# Calculating a free fall vector so its equals to its inverse vector while accounting for gravity

I'm a game developer, and I've been struggling with a kinematics problem in the development process of my current project.

I have some stationary objects that are suddenly affected by gravity after a period of time. Now, after say 2 seconds, I want those objects to 'cancel' their free falling, and return to their starting positions. Currently, I do this by inversing their downward velocity as soon as I want them to move up again. However, they never quite reach their starting position, since they are still affected by that gravitational force. How do I 'reverse calculate' this gravitational force, so that the upward velocity is big enough to move the objects back up at their starting positions while still being affected by gravity? Note that drag doesn't come into play, it's just the gravitational acceleration of $$-9.81m/s^2$$.

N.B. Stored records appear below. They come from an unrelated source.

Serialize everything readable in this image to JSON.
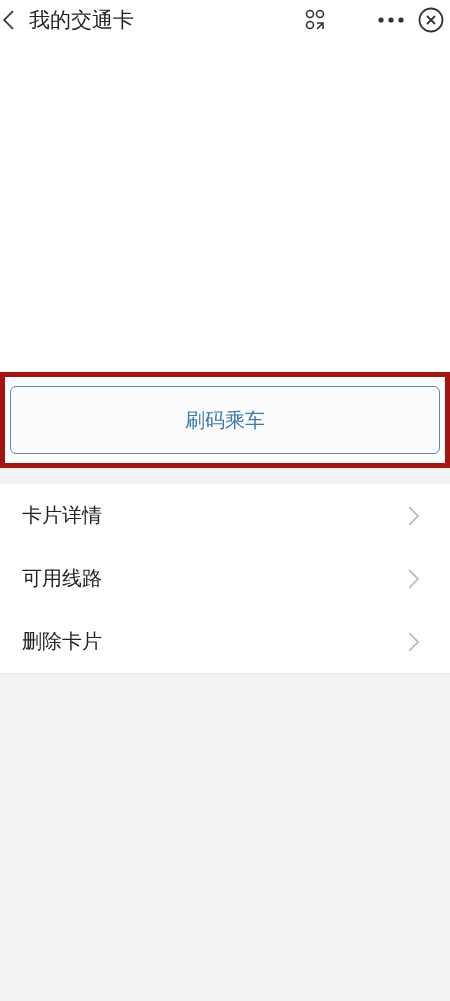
{
  "nav_bar": {
    "title": "我的交通卡"
  },
  "scan_button": {
    "label": "刷码乘车",
    "highlighted": true
  },
  "menu": [
    {
      "label": "卡片详情"
    },
    {
      "label": "可用线路"
    },
    {
      "label": "删除卡片"
    }
  ]
}
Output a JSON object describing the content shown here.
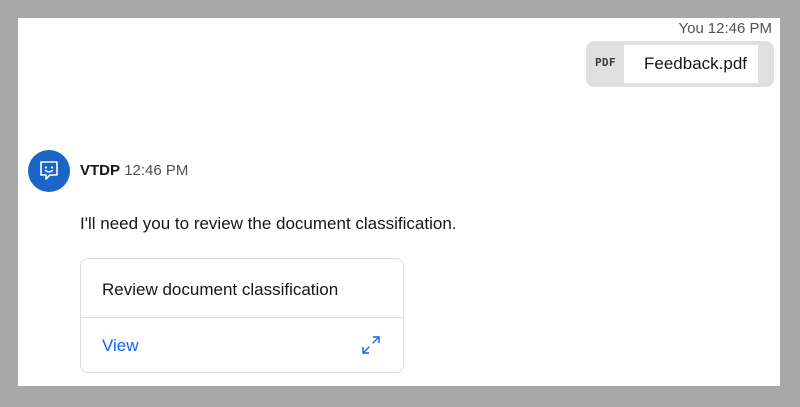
{
  "user_message": {
    "sender": "You",
    "time": "12:46 PM",
    "attachment": {
      "type_label": "PDF",
      "file_name": "Feedback.pdf"
    }
  },
  "bot_message": {
    "sender": "VTDP",
    "time": "12:46 PM",
    "avatar_icon": "chat-bot-icon",
    "text": "I'll need you to review the document classification.",
    "card": {
      "title": "Review document classification",
      "action_label": "View",
      "action_icon": "expand-icon"
    }
  },
  "colors": {
    "background_frame": "#a8a8a8",
    "avatar": "#1b65c8",
    "link": "#0f62fe",
    "file_pill": "#e0e0e0"
  }
}
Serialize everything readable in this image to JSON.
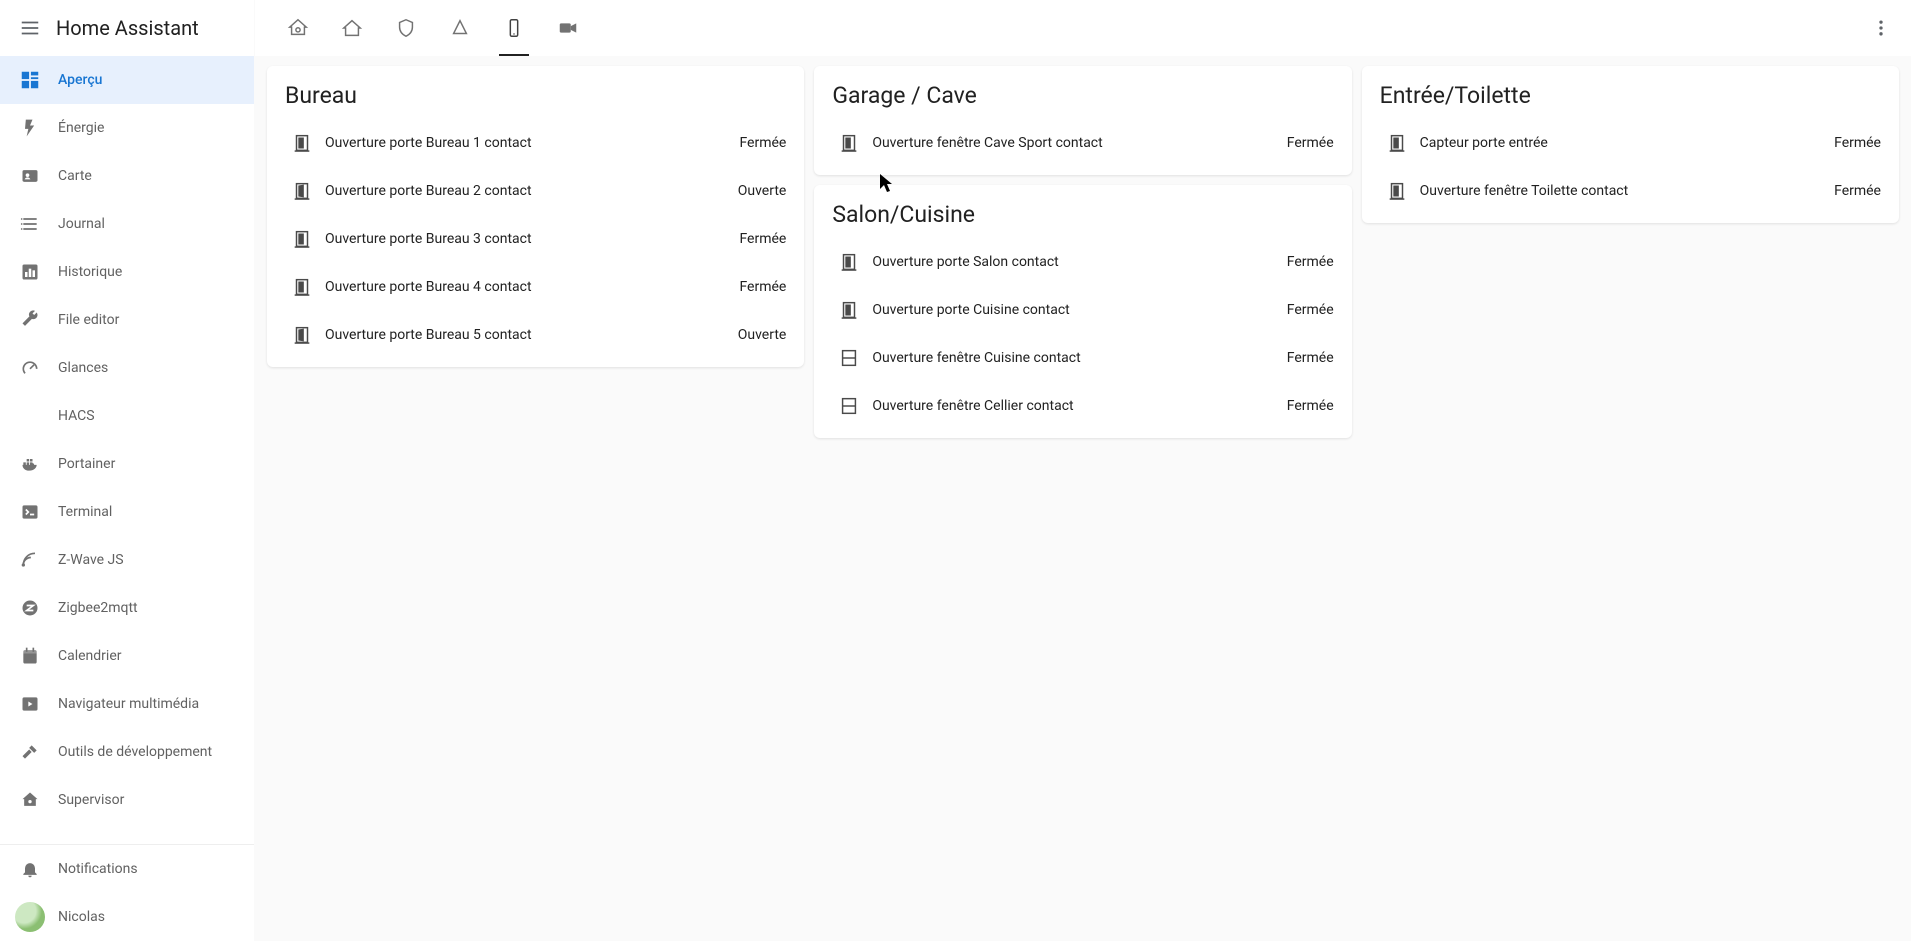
{
  "app": {
    "title": "Home Assistant"
  },
  "sidebar": {
    "items": [
      {
        "label": "Aperçu",
        "icon": "dashboard",
        "active": true
      },
      {
        "label": "Énergie",
        "icon": "flash"
      },
      {
        "label": "Carte",
        "icon": "account-card"
      },
      {
        "label": "Journal",
        "icon": "list"
      },
      {
        "label": "Historique",
        "icon": "chart"
      },
      {
        "label": "File editor",
        "icon": "wrench"
      },
      {
        "label": "Glances",
        "icon": "gauge"
      },
      {
        "label": "HACS",
        "icon": "none"
      },
      {
        "label": "Portainer",
        "icon": "docker"
      },
      {
        "label": "Terminal",
        "icon": "console"
      },
      {
        "label": "Z-Wave JS",
        "icon": "zwave"
      },
      {
        "label": "Zigbee2mqtt",
        "icon": "zigbee"
      },
      {
        "label": "Calendrier",
        "icon": "calendar"
      },
      {
        "label": "Navigateur multimédia",
        "icon": "play-box"
      },
      {
        "label": "Outils de développement",
        "icon": "hammer"
      },
      {
        "label": "Supervisor",
        "icon": "ha"
      }
    ],
    "notifications_label": "Notifications",
    "user_name": "Nicolas"
  },
  "cards": [
    {
      "title": "Bureau",
      "rows": [
        {
          "icon": "door",
          "name": "Ouverture porte Bureau 1 contact",
          "state": "Fermée"
        },
        {
          "icon": "door-open",
          "name": "Ouverture porte Bureau 2 contact",
          "state": "Ouverte"
        },
        {
          "icon": "door",
          "name": "Ouverture porte Bureau 3 contact",
          "state": "Fermée"
        },
        {
          "icon": "door",
          "name": "Ouverture porte Bureau 4 contact",
          "state": "Fermée"
        },
        {
          "icon": "door-open",
          "name": "Ouverture porte Bureau 5 contact",
          "state": "Ouverte"
        }
      ]
    },
    {
      "title": "Garage / Cave",
      "rows": [
        {
          "icon": "door",
          "name": "Ouverture fenêtre Cave Sport contact",
          "state": "Fermée"
        }
      ]
    },
    {
      "title": "Salon/Cuisine",
      "rows": [
        {
          "icon": "door",
          "name": "Ouverture porte Salon contact",
          "state": "Fermée"
        },
        {
          "icon": "door",
          "name": "Ouverture porte Cuisine contact",
          "state": "Fermée"
        },
        {
          "icon": "window",
          "name": "Ouverture fenêtre Cuisine contact",
          "state": "Fermée"
        },
        {
          "icon": "window",
          "name": "Ouverture fenêtre Cellier contact",
          "state": "Fermée"
        }
      ]
    },
    {
      "title": "Entrée/Toilette",
      "rows": [
        {
          "icon": "door",
          "name": "Capteur porte entrée",
          "state": "Fermée"
        },
        {
          "icon": "door",
          "name": "Ouverture fenêtre Toilette contact",
          "state": "Fermée"
        }
      ]
    }
  ]
}
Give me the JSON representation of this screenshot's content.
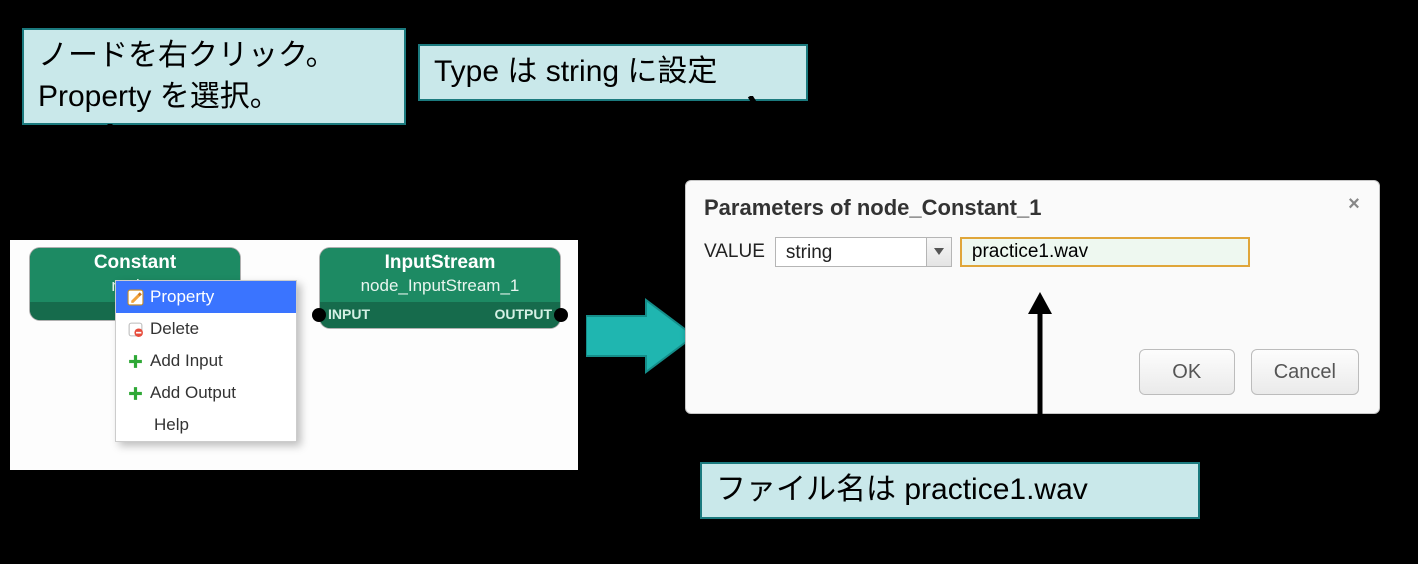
{
  "callouts": {
    "left": "ノードを右クリック。\nProperty を選択。",
    "top_right": "Type は string に設定",
    "bottom_right": "ファイル名は practice1.wav"
  },
  "nodes": {
    "constant": {
      "title": "Constant",
      "sub": "node_"
    },
    "inputstream": {
      "title": "InputStream",
      "sub": "node_InputStream_1",
      "port_in": "INPUT",
      "port_out": "OUTPUT"
    }
  },
  "context_menu": {
    "property": "Property",
    "delete": "Delete",
    "add_input": "Add Input",
    "add_output": "Add Output",
    "help": "Help"
  },
  "dialog": {
    "title": "Parameters of node_Constant_1",
    "row_label": "VALUE",
    "type_value": "string",
    "value_input": "practice1.wav",
    "ok": "OK",
    "cancel": "Cancel"
  }
}
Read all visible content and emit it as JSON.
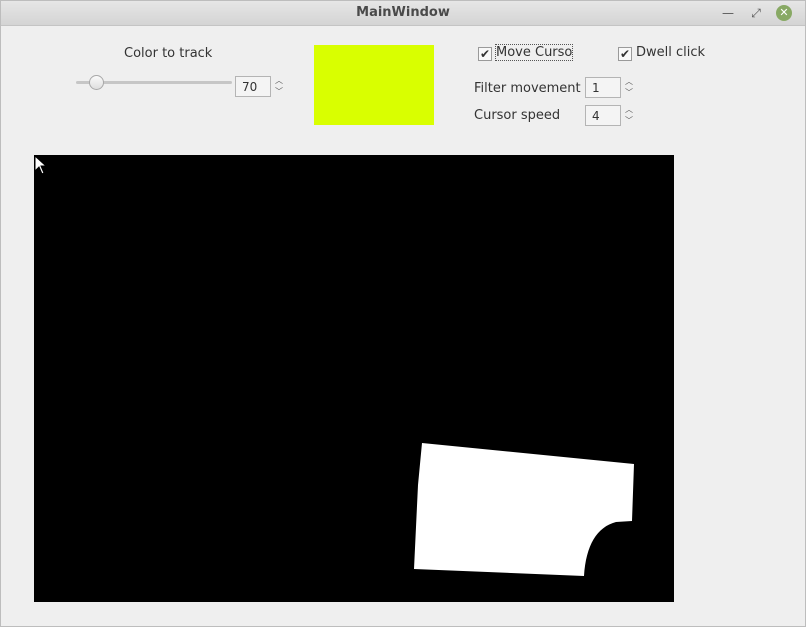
{
  "window": {
    "title": "MainWindow"
  },
  "controls": {
    "color_label": "Color to track",
    "slider_value": 70,
    "threshold_spin": "70",
    "swatch_color": "#d9ff00",
    "move_cursor_label": "Move Cursor",
    "move_cursor_checked": true,
    "dwell_click_label": "Dwell click",
    "dwell_click_checked": true,
    "filter_label": "Filter movement",
    "filter_value": "1",
    "speed_label": "Cursor speed",
    "speed_value": "4"
  },
  "icons": {
    "minimize": "minimize-icon",
    "maximize": "maximize-icon",
    "close": "close-icon",
    "checkmark": "✔"
  },
  "preview": {
    "background": "#000000",
    "mask_color": "#ffffff"
  }
}
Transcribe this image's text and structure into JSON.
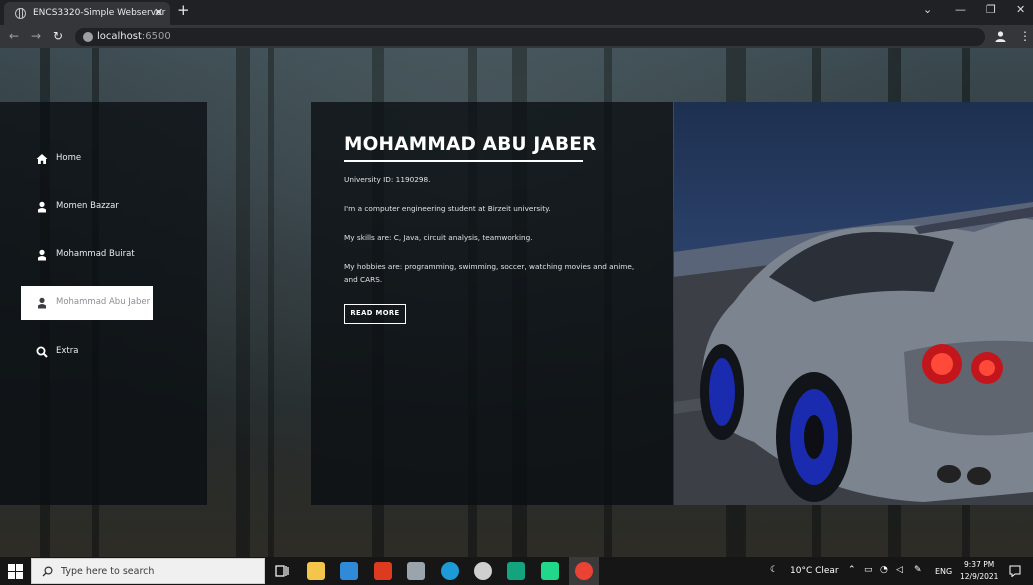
{
  "browser": {
    "tab_title": "ENCS3320-Simple Webserver",
    "tab_close": "✕",
    "new_tab": "+",
    "url_host": "localhost",
    "url_port": ":6500",
    "window_controls": {
      "minimize": "—",
      "maximize": "❐",
      "close": "✕",
      "tab_search": "⌄"
    },
    "nav": {
      "back": "←",
      "forward": "→",
      "reload": "↻"
    }
  },
  "sidebar": {
    "items": [
      {
        "label": "Home",
        "icon": "home-icon",
        "active": false
      },
      {
        "label": "Momen Bazzar",
        "icon": "user-icon",
        "active": false
      },
      {
        "label": "Mohammad Buirat",
        "icon": "user-icon",
        "active": false
      },
      {
        "label": "Mohammad Abu Jaber",
        "icon": "user-icon",
        "active": true
      },
      {
        "label": "Extra",
        "icon": "search-icon",
        "active": false
      }
    ]
  },
  "profile": {
    "name": "MOHAMMAD ABU JABER",
    "university_id": "University ID: 1190298.",
    "about": "I'm a computer engineering student at Birzeit university.",
    "skills": "My skills are: C, Java, circuit analysis, teamworking.",
    "hobbies": "My hobbies are: programming, swimming, soccer, watching movies and anime, and CARS.",
    "read_more": "READ MORE"
  },
  "taskbar": {
    "search_placeholder": "Type here to search",
    "weather": "10°C  Clear",
    "language": "ENG",
    "time": "9:37 PM",
    "date": "12/9/2021"
  },
  "colors": {
    "panel_bg": "#0a0e12",
    "active_item_bg": "#ffffff",
    "text_primary": "#ffffff",
    "chrome_dark": "#202124",
    "chrome_toolbar": "#35363a"
  }
}
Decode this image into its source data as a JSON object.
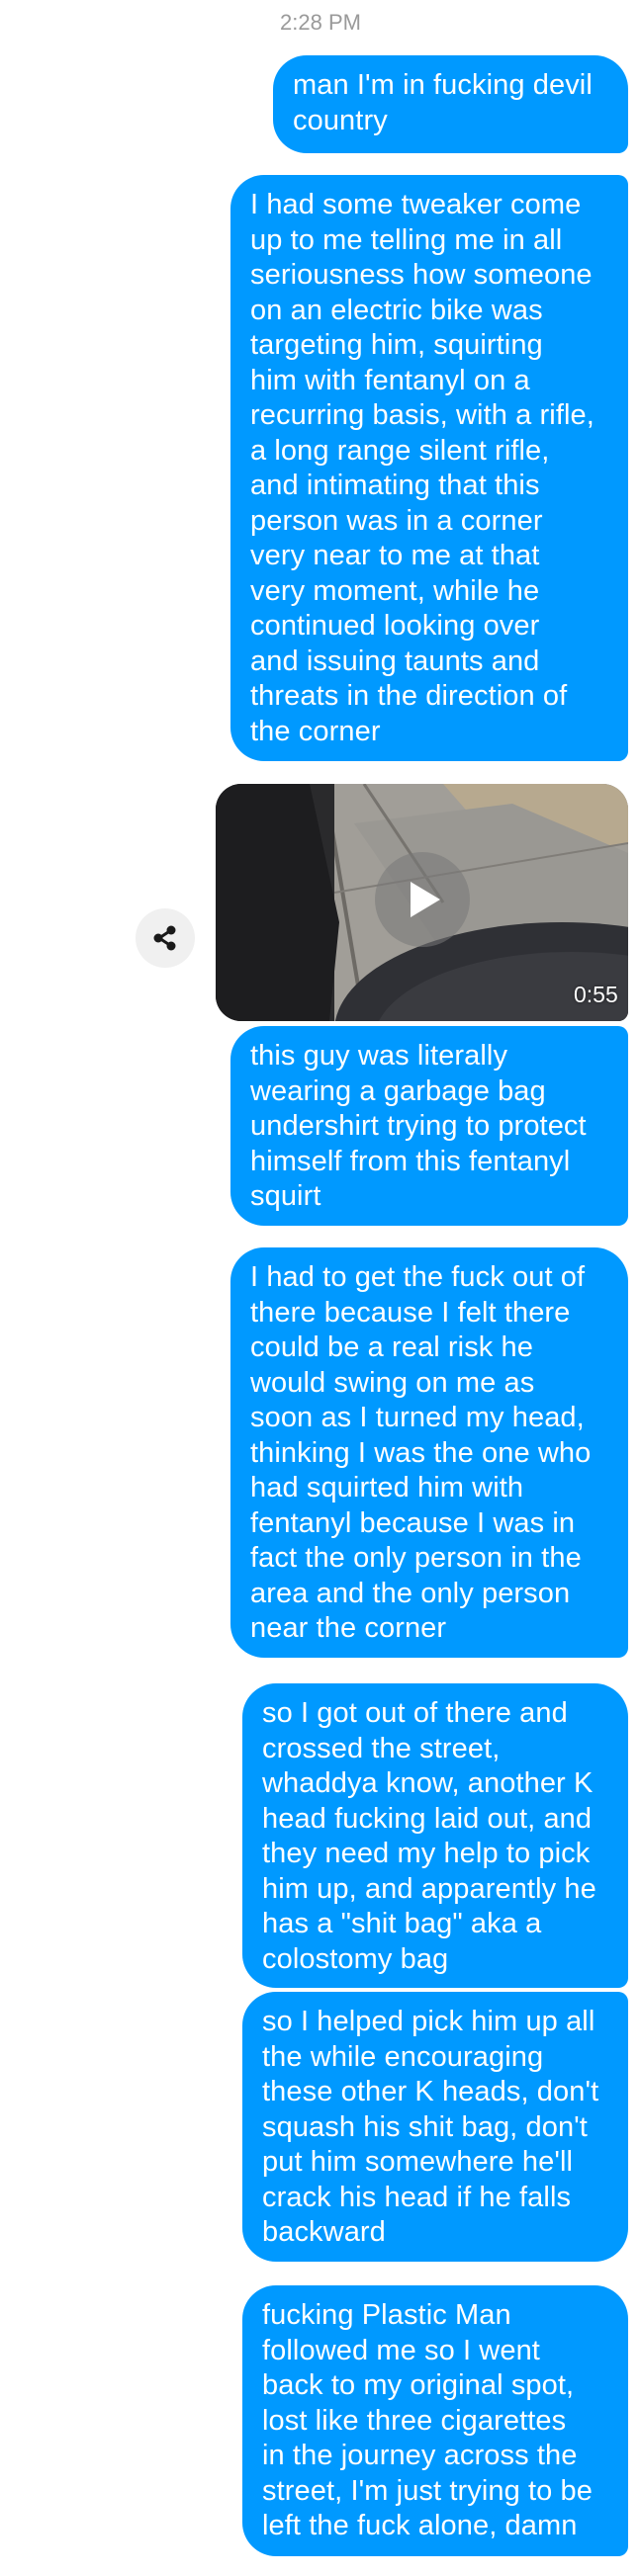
{
  "conversation": {
    "timestamp": "2:28 PM",
    "messages": [
      {
        "text": "man I'm in fucking devil\ncountry"
      },
      {
        "text": "I had some tweaker come\nup to me telling me in all\nseriousness how someone\non an electric bike was\ntargeting him, squirting\nhim with fentanyl on a\nrecurring basis, with a rifle,\na long range silent rifle,\nand intimating that this\nperson was in a corner\nvery near to me at that\nvery moment, while he\ncontinued looking over\nand issuing taunts and\nthreats in the direction of\nthe corner"
      },
      {
        "text": "this guy was literally\nwearing a garbage bag\nundershirt trying to protect\nhimself from this fentanyl\nsquirt"
      },
      {
        "text": "I had to get the fuck out of\nthere because I felt there\ncould be a real risk he\nwould swing on me as\nsoon as I turned my head,\nthinking I was the one who\nhad squirted him with\nfentanyl because I was in\nfact the only person in the\narea and the only person\nnear the corner"
      },
      {
        "text": "so I got out of there and\ncrossed the street,\nwhaddya know, another K\nhead fucking laid out, and\nthey need my help to pick\nhim up, and apparently he\nhas a \"shit bag\" aka a\ncolostomy bag"
      },
      {
        "text": "so I helped pick him up all\nthe while encouraging\nthese other K heads, don't\nsquash his shit bag, don't\nput him somewhere he'll\ncrack his head if he falls\nbackward"
      },
      {
        "text": "fucking Plastic Man\nfollowed me so I went\nback to my original spot,\nlost like three cigarettes\nin the journey across the\nstreet, I'm just trying to be\nleft the fuck alone, damn"
      }
    ],
    "video": {
      "duration": "0:55",
      "play_icon": "play-icon",
      "share_icon": "share-icon"
    }
  },
  "colors": {
    "bubble": "#0099ff",
    "bubble_text": "#ffffff",
    "timestamp": "#9a9a9a",
    "background": "#ffffff"
  }
}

• something must be wrong, reversing the velocity should work, unless there were other forces acting in addition to gravity? – Wolphram jonny Dec 13 '19 at 17:24

An easy way to do this is to give them enough kinetic energy to return to their starting position. That is (in your case $$g=9.81$$):
$$\frac{1}{2}v_{\text{up}}^2 = g\Delta z \Rightarrow v_{\text{up}} = \sqrt{2g\Delta z}$$
So, by changing the current object's velocity to the velocity $$v_{\text{up}}$$ above, it should return to its original position ($$z = \Delta z$$, assuming you are currently at $$z = 0$$) exactly.
If you do not know exactly the position of the object, it can be calculated as $$\Delta z = \frac{1}{2}g(\Delta t)^2$$, where $$\Delta t$$ is the time past since the free fall was activated. This can be derived easily by solving the differential equation dictating free fall ($$\ddot{z} = -g \Rightarrow z = -\frac{1}{2}gt^2 + C_1t+ C_2$$ and imposing the initial conditions $$z(0) = \Delta z, \dot{z}(0)=0$$).